The Times found that some of the academy’s 15 branches are almost exclusively white and male. Caucasians currently make up 90% or more of every academy branch except actors, whose roster is 88% white. The academy’s executive branch is 98% white, as is its writers branch.
Men compose more than 90% of five branches, including cinematography and visual effects. Of the academy’s 43-member board of governors, six are women; public relations executive Cheryl Boone Isaacs is the sole person of color.
Well, it’s pretty hard to dole out the blanco salami in smaller portions when there’s so much of it.
NOT TO BE outdone, the New York Times published a fascinating story about the Academy Awards broadcast itself with specific regard to its declining ratings.
ABC estimated that this year’s Academy Awards broadcast, with two sparsely seen movies, “The Artist” and “The Iron Lady,” sweeping the top categories, drew about 39.3 million viewers, up 3.7 percent from last year. That’s about 13 percent of the United States population. Among adults 18 to 49, viewership was flat, at 14.9 million.
In the 1990s and shortly afterward, when populist movies like “Forrest Gump” and “Gladiator” won top prizes, the Oscars telecast routinely delivered about 45 million total viewers. The high point came in 1998, when the telecast delivered a peak audience of around 57.3 million.
Why it matters which movies won this year in terms of ratings, I don’t understand (I guess people saw Meryl Streep win again and were like, “Fuck this,” and switched the channel), particularly when several of the movies nominated for awards did fine at the box office. Pretty sure that Harry Potter picture did OK. Wasn’t The Help out for the entire summer? Seemed that way. And people were practically knocking each other over to praise Midnight in Paris – so I presume at least half of those people actually saw the movie.
But, the Academy Awards just isn’t the powerhouse it used to be – they want the show to be on the level with the Super Bowl and what not, but it’s just not happening as they’ve seen their overall numbers slip after 1998, but can they really blame us, the viewers? That’s the year Shakespeare in Love beat Saving Private Ryan for Best Picture. I still can’t believe that happened. World War II vs a silly little period romantic comedy? I was particularly surprised it won since it’s star (the wonderful Gweneth Paltrow) didn’t earn a best actress nomination, but then, there was also the year during which LOTR: Return of the King beat Mystic River, and that was a much bigger disgrace, so… you know, you reap what you sow, as the saying goes.

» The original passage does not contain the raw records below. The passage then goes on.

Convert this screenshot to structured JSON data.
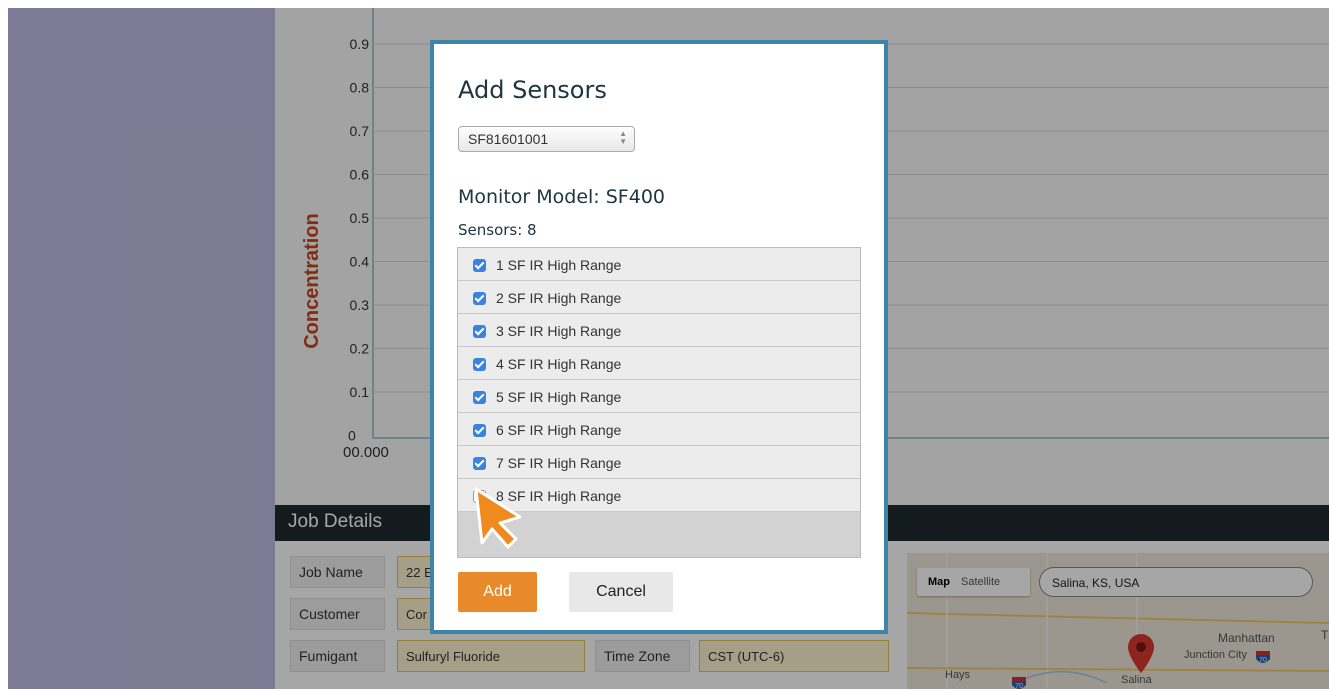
{
  "chart": {
    "ylabel": "Concentration",
    "ticks": [
      "0.9",
      "0.8",
      "0.7",
      "0.6",
      "0.5",
      "0.4",
      "0.3",
      "0.2",
      "0.1",
      "0"
    ],
    "x_first_tick": "00.000"
  },
  "job_details": {
    "header": "Job Details",
    "fields": [
      {
        "label": "Job Name",
        "value": "22 E"
      },
      {
        "label": "Customer",
        "value": "Cor"
      },
      {
        "label": "Fumigant",
        "value": "Sulfuryl Fluoride"
      }
    ],
    "time_zone": {
      "label": "Time Zone",
      "value": "CST (UTC-6)"
    }
  },
  "map": {
    "toggle_map": "Map",
    "toggle_satellite": "Satellite",
    "search_value": "Salina, KS, USA",
    "places": [
      "Manhattan",
      "Junction City",
      "Hays",
      "Salina",
      "T"
    ],
    "shields": [
      "70",
      "70"
    ]
  },
  "modal": {
    "title": "Add Sensors",
    "selected_device": "SF81601001",
    "model_text": "Monitor Model: SF400",
    "count_text": "Sensors: 8",
    "sensors": [
      {
        "label": "1 SF IR High Range",
        "checked": true
      },
      {
        "label": "2 SF IR High Range",
        "checked": true
      },
      {
        "label": "3 SF IR High Range",
        "checked": true
      },
      {
        "label": "4 SF IR High Range",
        "checked": true
      },
      {
        "label": "5 SF IR High Range",
        "checked": true
      },
      {
        "label": "6 SF IR High Range",
        "checked": true
      },
      {
        "label": "7 SF IR High Range",
        "checked": true
      },
      {
        "label": "8 SF IR High Range",
        "checked": false
      }
    ],
    "add_label": "Add",
    "cancel_label": "Cancel"
  },
  "colors": {
    "accent": "#e8892a",
    "modal_border": "#3d84a8",
    "checkbox": "#3b83e0",
    "ylabel": "#c8461c"
  }
}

The Academy is also worried about their ratings with the younger audience, so of course, they ran out and hired Billy Crystal to host this year. Makes sense. I think this was his ninth time hosting… so yeah, I’ve seen his act before and didn’t really need to see it again.
Speaking of things we didn’t see, what the hell happened to Best Song? I know the lazy bastards only got around to nominating 2 songs out of an eligible 30 or so, but there was no time to perform them, so we got a Cirque Du Soleil performance instead? What the shit is that? How acrobats flying around the theater is more relevant than hearing a live performance of “Am I a Man or a Muppet?” I will never understand.
The entire situation has become some strange illogical puzzle. You’ve got a deeply flawed awards show that runs too long, gives awards out seemingly at random (or laziness – as in, “I didn’t see all of the movies, but fuck it – just give it to Meryl Streep, she’s brilliant.”) and doesn’t always show things that have anything to do with movies while the movie industry itself continues to shat out (by and large) an inferior product. There are solutions to their problems, but I guess it’s hard to get around to implementing them when your organization’s median age is 62 and everyone wants to get to the early bird special at Sizzler.